- _To do_: In the copy, include every entry exactly but none of its images.

- _Data to examine_:

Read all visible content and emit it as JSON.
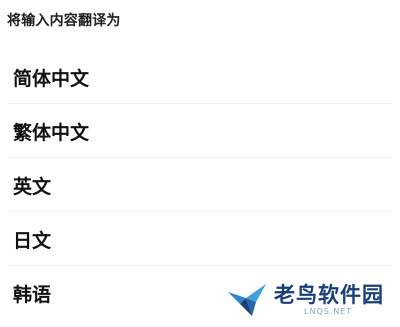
{
  "header": {
    "title": "将输入内容翻译为"
  },
  "languages": [
    {
      "label": "简体中文"
    },
    {
      "label": "繁体中文"
    },
    {
      "label": "英文"
    },
    {
      "label": "日文"
    },
    {
      "label": "韩语"
    }
  ],
  "watermark": {
    "text": "老鸟软件园",
    "subtext": "LNQS.NET",
    "icon": "bird-logo-icon",
    "color": "#1a3e78"
  }
}
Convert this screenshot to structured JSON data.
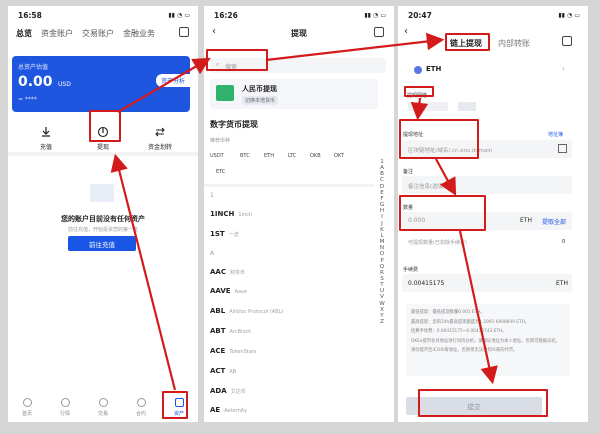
{
  "p1": {
    "time": "16:58",
    "tabs": [
      "总览",
      "资金账户",
      "交易账户",
      "金融业务"
    ],
    "card": {
      "label": "总资产估值",
      "amount": "0.00",
      "unit": "USD",
      "analysis": "资产分析"
    },
    "actions": [
      "充值",
      "提现",
      "资金划转"
    ],
    "empty": {
      "title": "您的账户目前没有任何资产",
      "sub": "前往充值，开始投资您的第一笔",
      "button": "前往充值"
    },
    "bottom_tabs": [
      "首页",
      "行情",
      "交易",
      "合约",
      "资产"
    ]
  },
  "p2": {
    "time": "16:26",
    "title": "提现",
    "search_placeholder": "搜索",
    "rmb": {
      "title": "人民币提现",
      "sub": "切换本地货币"
    },
    "digital_title": "数字货币提现",
    "hot_label": "推荐币种",
    "chips": [
      "USDT",
      "BTC",
      "ETH",
      "LTC",
      "OKB",
      "OKT",
      "ETC"
    ],
    "section_letter_1": "1",
    "section_letter_a": "A",
    "coins": [
      {
        "sym": "1INCH",
        "name": "1inch"
      },
      {
        "sym": "1ST",
        "name": "一流"
      },
      {
        "sym": "AAC",
        "name": "财务币"
      },
      {
        "sym": "AAVE",
        "name": "Aave"
      },
      {
        "sym": "ABL",
        "name": "Airbloc Protocol (ABL)"
      },
      {
        "sym": "ABT",
        "name": "ArcBlock"
      },
      {
        "sym": "ACE",
        "name": "TokenStars"
      },
      {
        "sym": "ACT",
        "name": "AB"
      },
      {
        "sym": "ADA",
        "name": "艾达币"
      },
      {
        "sym": "AE",
        "name": "Aeternity"
      }
    ],
    "index": [
      "1",
      "A",
      "B",
      "C",
      "D",
      "E",
      "F",
      "G",
      "H",
      "I",
      "J",
      "K",
      "L",
      "M",
      "N",
      "O",
      "P",
      "Q",
      "R",
      "S",
      "T",
      "U",
      "V",
      "W",
      "X",
      "Y",
      "Z"
    ]
  },
  "p3": {
    "time": "20:47",
    "tab_active": "链上提现",
    "tab_other": "内部转账",
    "coin": "ETH",
    "network_label": "提现网络",
    "address_label": "提现地址",
    "address_book": "地址簿",
    "address_placeholder": "区块链地址/域名/.cn.ens.domain",
    "remark_label": "备注",
    "remark_placeholder": "备注信息(选填)",
    "amount_label": "数量",
    "amount_placeholder": "0.000",
    "amount_unit": "ETH",
    "withdraw_all": "提取全部",
    "fee_placeholder": "可提现数量(已扣除手续费)",
    "fee_value": "0",
    "fee_label": "手续费",
    "fee_amount": "0.00415175",
    "fee_unit": "ETH",
    "notes": [
      "最低提现：最低提现数量0.001 ETH。",
      "最高提现：您的24h最高提现额度为1.1991 6908849 ETH。",
      "估算手续费：0.00415175~0.00415743 ETH。",
      "OKEx提币会对地址进行风险分析，请保证地址为本人地址，否则可能被冻结。",
      "请勿提币至ICO众筹地址，否则将无法收到众筹的代币。"
    ],
    "submit": "提交"
  }
}
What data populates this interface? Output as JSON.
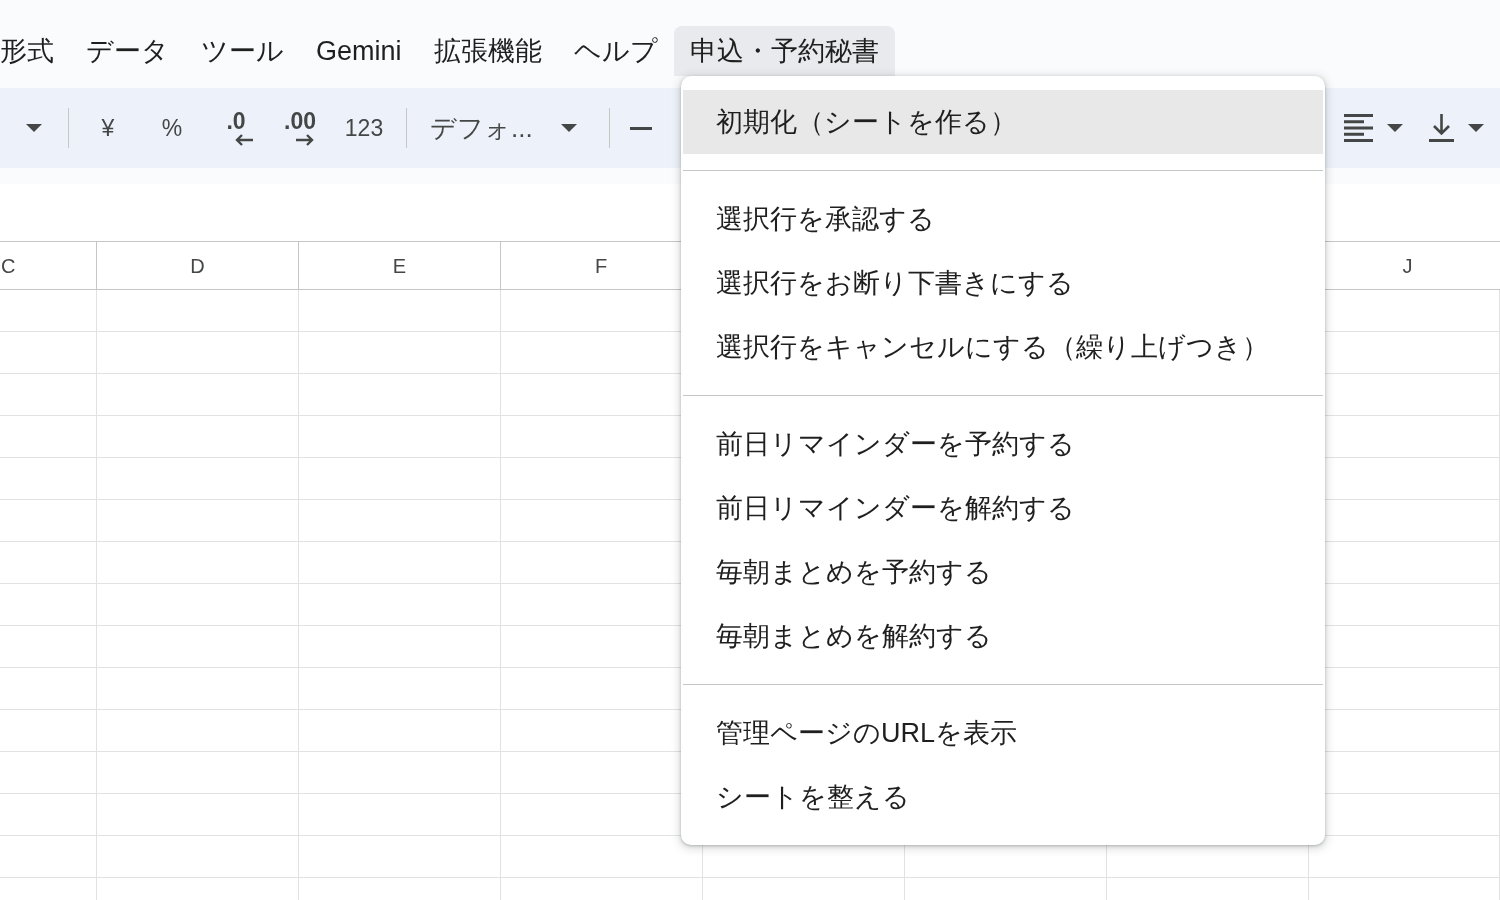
{
  "menu_bar": {
    "items": [
      {
        "label": "形式",
        "selected": false
      },
      {
        "label": "データ",
        "selected": false
      },
      {
        "label": "ツール",
        "selected": false
      },
      {
        "label": "Gemini",
        "selected": false
      },
      {
        "label": "拡張機能",
        "selected": false
      },
      {
        "label": "ヘルプ",
        "selected": false
      },
      {
        "label": "申込・予約秘書",
        "selected": true
      }
    ]
  },
  "toolbar": {
    "format_buttons": [
      {
        "kind": "currency",
        "label": "¥"
      },
      {
        "kind": "percent",
        "label": "%"
      },
      {
        "kind": "decimal_decrease",
        "label": ".0"
      },
      {
        "kind": "decimal_increase",
        "label": ".00"
      },
      {
        "kind": "number_format",
        "label": "123"
      }
    ],
    "font_dropdown": {
      "value": "デフォ..."
    }
  },
  "column_headers_left": [
    "C",
    "D",
    "E",
    "F"
  ],
  "column_headers_right": [
    "J"
  ],
  "dropdown_menu": {
    "groups": [
      {
        "items": [
          {
            "label": "初期化（シートを作る）",
            "selected": true
          }
        ]
      },
      {
        "items": [
          {
            "label": "選択行を承認する",
            "selected": false
          },
          {
            "label": "選択行をお断り下書きにする",
            "selected": false
          },
          {
            "label": "選択行をキャンセルにする（繰り上げつき）",
            "selected": false
          }
        ]
      },
      {
        "items": [
          {
            "label": "前日リマインダーを予約する",
            "selected": false
          },
          {
            "label": "前日リマインダーを解約する",
            "selected": false
          },
          {
            "label": "毎朝まとめを予約する",
            "selected": false
          },
          {
            "label": "毎朝まとめを解約する",
            "selected": false
          }
        ]
      },
      {
        "items": [
          {
            "label": "管理ページのURLを表示",
            "selected": false
          },
          {
            "label": "シートを整える",
            "selected": false
          }
        ]
      }
    ]
  }
}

- _Written response_:
Read all visible content and emit it as JSON.
{
  "header": {
    "title": "将输入内容翻译为"
  },
  "languages": [
    {
      "label": "简体中文"
    },
    {
      "label": "繁体中文"
    },
    {
      "label": "英文"
    },
    {
      "label": "日文"
    },
    {
      "label": "韩语"
    }
  ],
  "watermark": {
    "text": "老鸟软件园",
    "subtext": "LNQS.NET",
    "icon": "bird-logo-icon",
    "color": "#1a3e78"
  }
}
Convert this screenshot to structured JSON data.
{
  "p1": {
    "time": "16:58",
    "tabs": [
      "总览",
      "资金账户",
      "交易账户",
      "金融业务"
    ],
    "card": {
      "label": "总资产估值",
      "amount": "0.00",
      "unit": "USD",
      "analysis": "资产分析"
    },
    "actions": [
      "充值",
      "提现",
      "资金划转"
    ],
    "empty": {
      "title": "您的账户目前没有任何资产",
      "sub": "前往充值，开始投资您的第一笔",
      "button": "前往充值"
    },
    "bottom_tabs": [
      "首页",
      "行情",
      "交易",
      "合约",
      "资产"
    ]
  },
  "p2": {
    "time": "16:26",
    "title": "提现",
    "search_placeholder": "搜索",
    "rmb": {
      "title": "人民币提现",
      "sub": "切换本地货币"
    },
    "digital_title": "数字货币提现",
    "hot_label": "推荐币种",
    "chips": [
      "USDT",
      "BTC",
      "ETH",
      "LTC",
      "OKB",
      "OKT",
      "ETC"
    ],
    "section_letter_1": "1",
    "section_letter_a": "A",
    "coins": [
      {
        "sym": "1INCH",
        "name": "1inch"
      },
      {
        "sym": "1ST",
        "name": "一流"
      },
      {
        "sym": "AAC",
        "name": "财务币"
      },
      {
        "sym": "AAVE",
        "name": "Aave"
      },
      {
        "sym": "ABL",
        "name": "Airbloc Protocol (ABL)"
      },
      {
        "sym": "ABT",
        "name": "ArcBlock"
      },
      {
        "sym": "ACE",
        "name": "TokenStars"
      },
      {
        "sym": "ACT",
        "name": "AB"
      },
      {
        "sym": "ADA",
        "name": "艾达币"
      },
      {
        "sym": "AE",
        "name": "Aeternity"
      }
    ],
    "index": [
      "1",
      "A",
      "B",
      "C",
      "D",
      "E",
      "F",
      "G",
      "H",
      "I",
      "J",
      "K",
      "L",
      "M",
      "N",
      "O",
      "P",
      "Q",
      "R",
      "S",
      "T",
      "U",
      "V",
      "W",
      "X",
      "Y",
      "Z"
    ]
  },
  "p3": {
    "time": "20:47",
    "tab_active": "链上提现",
    "tab_other": "内部转账",
    "coin": "ETH",
    "network_label": "提现网络",
    "address_label": "提现地址",
    "address_book": "地址簿",
    "address_placeholder": "区块链地址/域名/.cn.ens.domain",
    "remark_label": "备注",
    "remark_placeholder": "备注信息(选填)",
    "amount_label": "数量",
    "amount_placeholder": "0.000",
    "amount_unit": "ETH",
    "withdraw_all": "提取全部",
    "fee_placeholder": "可提现数量(已扣除手续费)",
    "fee_value": "0",
    "fee_label": "手续费",
    "fee_amount": "0.00415175",
    "fee_unit": "ETH",
    "notes": [
      "最低提现：最低提现数量0.001 ETH。",
      "最高提现：您的24h最高提现额度为1.1991 6908849 ETH。",
      "估算手续费：0.00415175~0.00415743 ETH。",
      "OKEx提币会对地址进行风险分析，请保证地址为本人地址，否则可能被冻结。",
      "请勿提币至ICO众筹地址，否则将无法收到众筹的代币。"
    ],
    "submit": "提交"
  }
}
What data populates this interface? Output as JSON.
{
  "menu_bar": {
    "items": [
      {
        "label": "形式",
        "selected": false
      },
      {
        "label": "データ",
        "selected": false
      },
      {
        "label": "ツール",
        "selected": false
      },
      {
        "label": "Gemini",
        "selected": false
      },
      {
        "label": "拡張機能",
        "selected": false
      },
      {
        "label": "ヘルプ",
        "selected": false
      },
      {
        "label": "申込・予約秘書",
        "selected": true
      }
    ]
  },
  "toolbar": {
    "format_buttons": [
      {
        "kind": "currency",
        "label": "¥"
      },
      {
        "kind": "percent",
        "label": "%"
      },
      {
        "kind": "decimal_decrease",
        "label": ".0"
      },
      {
        "kind": "decimal_increase",
        "label": ".00"
      },
      {
        "kind": "number_format",
        "label": "123"
      }
    ],
    "font_dropdown": {
      "value": "デフォ..."
    }
  },
  "column_headers_left": [
    "C",
    "D",
    "E",
    "F"
  ],
  "column_headers_right": [
    "J"
  ],
  "dropdown_menu": {
    "groups": [
      {
        "items": [
          {
            "label": "初期化（シートを作る）",
            "selected": true
          }
        ]
      },
      {
        "items": [
          {
            "label": "選択行を承認する",
            "selected": false
          },
          {
            "label": "選択行をお断り下書きにする",
            "selected": false
          },
          {
            "label": "選択行をキャンセルにする（繰り上げつき）",
            "selected": false
          }
        ]
      },
      {
        "items": [
          {
            "label": "前日リマインダーを予約する",
            "selected": false
          },
          {
            "label": "前日リマインダーを解約する",
            "selected": false
          },
          {
            "label": "毎朝まとめを予約する",
            "selected": false
          },
          {
            "label": "毎朝まとめを解約する",
            "selected": false
          }
        ]
      },
      {
        "items": [
          {
            "label": "管理ページのURLを表示",
            "selected": false
          },
          {
            "label": "シートを整える",
            "selected": false
          }
        ]
      }
    ]
  }
}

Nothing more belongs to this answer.